### DATA SHOWN
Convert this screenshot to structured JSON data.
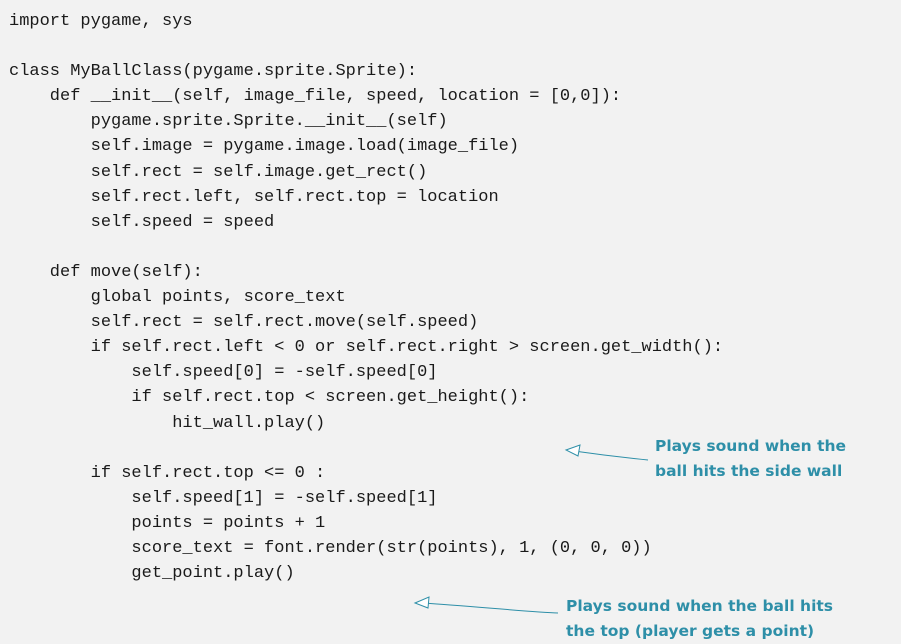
{
  "code_lines": [
    "import pygame, sys",
    "",
    "class MyBallClass(pygame.sprite.Sprite):",
    "    def __init__(self, image_file, speed, location = [0,0]):",
    "        pygame.sprite.Sprite.__init__(self)",
    "        self.image = pygame.image.load(image_file)",
    "        self.rect = self.image.get_rect()",
    "        self.rect.left, self.rect.top = location",
    "        self.speed = speed",
    "",
    "    def move(self):",
    "        global points, score_text",
    "        self.rect = self.rect.move(self.speed)",
    "        if self.rect.left < 0 or self.rect.right > screen.get_width():",
    "            self.speed[0] = -self.speed[0]",
    "            if self.rect.top < screen.get_height():",
    "                hit_wall.play()",
    "",
    "        if self.rect.top <= 0 :",
    "            self.speed[1] = -self.speed[1]",
    "            points = points + 1",
    "            score_text = font.render(str(points), 1, (0, 0, 0))",
    "            get_point.play()"
  ],
  "annotations": {
    "side_wall": {
      "line1": "Plays sound when the",
      "line2": "ball hits the side wall"
    },
    "top_point": {
      "line1": "Plays sound when the ball hits",
      "line2": "the top (player gets a point)"
    }
  },
  "colors": {
    "background": "#f2f2f2",
    "code_text": "#1a1a1a",
    "annotation": "#2e8fa8"
  }
}
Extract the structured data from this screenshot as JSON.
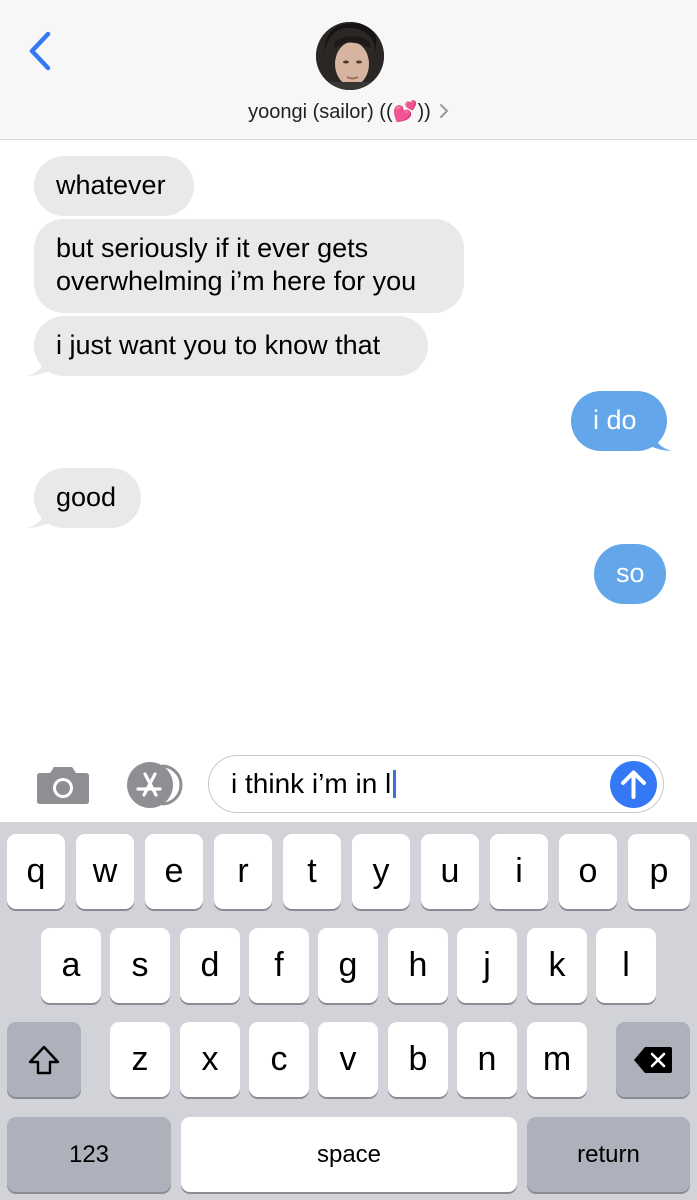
{
  "header": {
    "contact_name": "yoongi (sailor) ((💕))"
  },
  "messages": [
    {
      "id": "m1",
      "direction": "received",
      "lines": [
        "whatever"
      ]
    },
    {
      "id": "m2",
      "direction": "received",
      "lines": [
        "but seriously if it ever gets",
        "overwhelming i’m here for you"
      ]
    },
    {
      "id": "m3",
      "direction": "received",
      "lines": [
        "i just want you to know that"
      ]
    },
    {
      "id": "m4",
      "direction": "sent",
      "lines": [
        "i do"
      ]
    },
    {
      "id": "m5",
      "direction": "received",
      "lines": [
        "good"
      ]
    },
    {
      "id": "m6",
      "direction": "sent",
      "lines": [
        "so"
      ]
    }
  ],
  "composer": {
    "value": "i think i’m in l"
  },
  "keyboard": {
    "row1": [
      "q",
      "w",
      "e",
      "r",
      "t",
      "y",
      "u",
      "i",
      "o",
      "p"
    ],
    "row2": [
      "a",
      "s",
      "d",
      "f",
      "g",
      "h",
      "j",
      "k",
      "l"
    ],
    "row3": [
      "z",
      "x",
      "c",
      "v",
      "b",
      "n",
      "m"
    ],
    "numbers_label": "123",
    "space_label": "space",
    "return_label": "return"
  },
  "colors": {
    "accent": "#3478f6",
    "sent_bubble": "#64a6ea",
    "received_bubble": "#e9e9eb",
    "keyboard_bg": "#d1d3d9"
  },
  "icons": [
    "back-chevron-icon",
    "contact-avatar",
    "chevron-right-icon",
    "camera-icon",
    "app-store-icon",
    "send-arrow-icon",
    "shift-icon",
    "delete-icon"
  ]
}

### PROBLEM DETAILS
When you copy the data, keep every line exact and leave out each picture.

### YOUR RESPONSE
Convert this screenshot to structured JSON data.
{
  "code_lines": [
    "import pygame, sys",
    "",
    "class MyBallClass(pygame.sprite.Sprite):",
    "    def __init__(self, image_file, speed, location = [0,0]):",
    "        pygame.sprite.Sprite.__init__(self)",
    "        self.image = pygame.image.load(image_file)",
    "        self.rect = self.image.get_rect()",
    "        self.rect.left, self.rect.top = location",
    "        self.speed = speed",
    "",
    "    def move(self):",
    "        global points, score_text",
    "        self.rect = self.rect.move(self.speed)",
    "        if self.rect.left < 0 or self.rect.right > screen.get_width():",
    "            self.speed[0] = -self.speed[0]",
    "            if self.rect.top < screen.get_height():",
    "                hit_wall.play()",
    "",
    "        if self.rect.top <= 0 :",
    "            self.speed[1] = -self.speed[1]",
    "            points = points + 1",
    "            score_text = font.render(str(points), 1, (0, 0, 0))",
    "            get_point.play()"
  ],
  "annotations": {
    "side_wall": {
      "line1": "Plays sound when the",
      "line2": "ball hits the side wall"
    },
    "top_point": {
      "line1": "Plays sound when the ball hits",
      "line2": "the top (player gets a point)"
    }
  },
  "colors": {
    "background": "#f2f2f2",
    "code_text": "#1a1a1a",
    "annotation": "#2e8fa8"
  }
}
Extract the structured data from this screenshot as JSON.
{
  "header": {
    "contact_name": "yoongi (sailor) ((💕))"
  },
  "messages": [
    {
      "id": "m1",
      "direction": "received",
      "lines": [
        "whatever"
      ]
    },
    {
      "id": "m2",
      "direction": "received",
      "lines": [
        "but seriously if it ever gets",
        "overwhelming i’m here for you"
      ]
    },
    {
      "id": "m3",
      "direction": "received",
      "lines": [
        "i just want you to know that"
      ]
    },
    {
      "id": "m4",
      "direction": "sent",
      "lines": [
        "i do"
      ]
    },
    {
      "id": "m5",
      "direction": "received",
      "lines": [
        "good"
      ]
    },
    {
      "id": "m6",
      "direction": "sent",
      "lines": [
        "so"
      ]
    }
  ],
  "composer": {
    "value": "i think i’m in l"
  },
  "keyboard": {
    "row1": [
      "q",
      "w",
      "e",
      "r",
      "t",
      "y",
      "u",
      "i",
      "o",
      "p"
    ],
    "row2": [
      "a",
      "s",
      "d",
      "f",
      "g",
      "h",
      "j",
      "k",
      "l"
    ],
    "row3": [
      "z",
      "x",
      "c",
      "v",
      "b",
      "n",
      "m"
    ],
    "numbers_label": "123",
    "space_label": "space",
    "return_label": "return"
  },
  "colors": {
    "accent": "#3478f6",
    "sent_bubble": "#64a6ea",
    "received_bubble": "#e9e9eb",
    "keyboard_bg": "#d1d3d9"
  },
  "icons": [
    "back-chevron-icon",
    "contact-avatar",
    "chevron-right-icon",
    "camera-icon",
    "app-store-icon",
    "send-arrow-icon",
    "shift-icon",
    "delete-icon"
  ]
}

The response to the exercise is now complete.